Gypsy Moths Threaten Forests

This post was originally published on this site

Superior Telegram

Manage Gypsy Moths to Protect Trees

As winter fades and spring arrives, gypsy moth eggs should start hatching in a few weeks. Property owners are urged to treat or remove egg masses now to help protect high-value trees and reduce future caterpillar populations.

The egg masses are tan-colored lumps about the size of a nickel or quarter and may be found on tree trunks, the underside of branches, buildings, firewood piles and other outdoor objects.

Each mass may contain 500-1,000 eggs. Statewide populations are currently low, although isolated trees and locations may have high populations.

European gypsy moths were first found in Wisconsin in the mid-1970s in the eastern part of the state. By 1989, they had settled along Wisconsin’s eastern shore from Milwaukee to Green Bay. Since then, moths have been found in every county.

Gypsy moth caterpillars feed on more than 300 species of deciduous and evergreen trees. Their populations tend to surge in localized areas about every 10 years or so. During outbreaks, they may defoliate entire trees or forests.

If egg masses are found, there are two options to help reduce pest numbers.

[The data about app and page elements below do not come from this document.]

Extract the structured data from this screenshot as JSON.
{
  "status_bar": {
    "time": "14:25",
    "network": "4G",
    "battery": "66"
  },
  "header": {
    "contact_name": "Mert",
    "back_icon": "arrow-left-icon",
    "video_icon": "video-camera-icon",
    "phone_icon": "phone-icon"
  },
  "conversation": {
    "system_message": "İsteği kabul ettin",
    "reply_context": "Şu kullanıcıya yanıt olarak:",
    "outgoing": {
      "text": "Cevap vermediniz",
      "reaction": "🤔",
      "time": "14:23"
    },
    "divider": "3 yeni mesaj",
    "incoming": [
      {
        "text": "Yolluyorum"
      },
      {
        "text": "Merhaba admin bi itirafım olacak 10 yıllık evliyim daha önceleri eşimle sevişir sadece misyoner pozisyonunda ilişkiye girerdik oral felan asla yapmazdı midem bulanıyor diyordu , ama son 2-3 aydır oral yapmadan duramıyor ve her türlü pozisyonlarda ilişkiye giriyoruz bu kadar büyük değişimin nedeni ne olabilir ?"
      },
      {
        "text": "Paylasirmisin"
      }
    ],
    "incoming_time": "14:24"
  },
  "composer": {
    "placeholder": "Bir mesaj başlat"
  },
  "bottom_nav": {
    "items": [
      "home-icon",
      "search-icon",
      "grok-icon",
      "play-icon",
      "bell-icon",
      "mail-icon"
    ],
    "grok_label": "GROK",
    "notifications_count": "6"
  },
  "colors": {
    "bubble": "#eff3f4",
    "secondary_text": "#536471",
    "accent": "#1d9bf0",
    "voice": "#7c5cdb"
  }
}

Horticultural oils that suffocate the eggs can be directly applied to the masses and are most effective when temperatures are above 40 degrees and a return to freezing is not imminent. These oils can be purchased at many garden centers and retail stores.

Alternatively, egg masses within reach can be scraped into a can of soapy water and left to soak for a few days before being discarded in the trash.

Insecticide treatments may be appropriate for larger trees that have many egg masses. Some types of treatment are done before eggs hatch and some are done while the caterpillars are small. Property owners looking to hire a business to treat large yard trees this spring should contact them soon.

A list of certified arborists is available from the Wisconsin Arborist Association at

Management of woodlots should be done in consultation with a forester. Visit for information about management options for homeowners, including sticky barrier bands and burlap collection bands.

Continue to read this article on the Superior Telegram.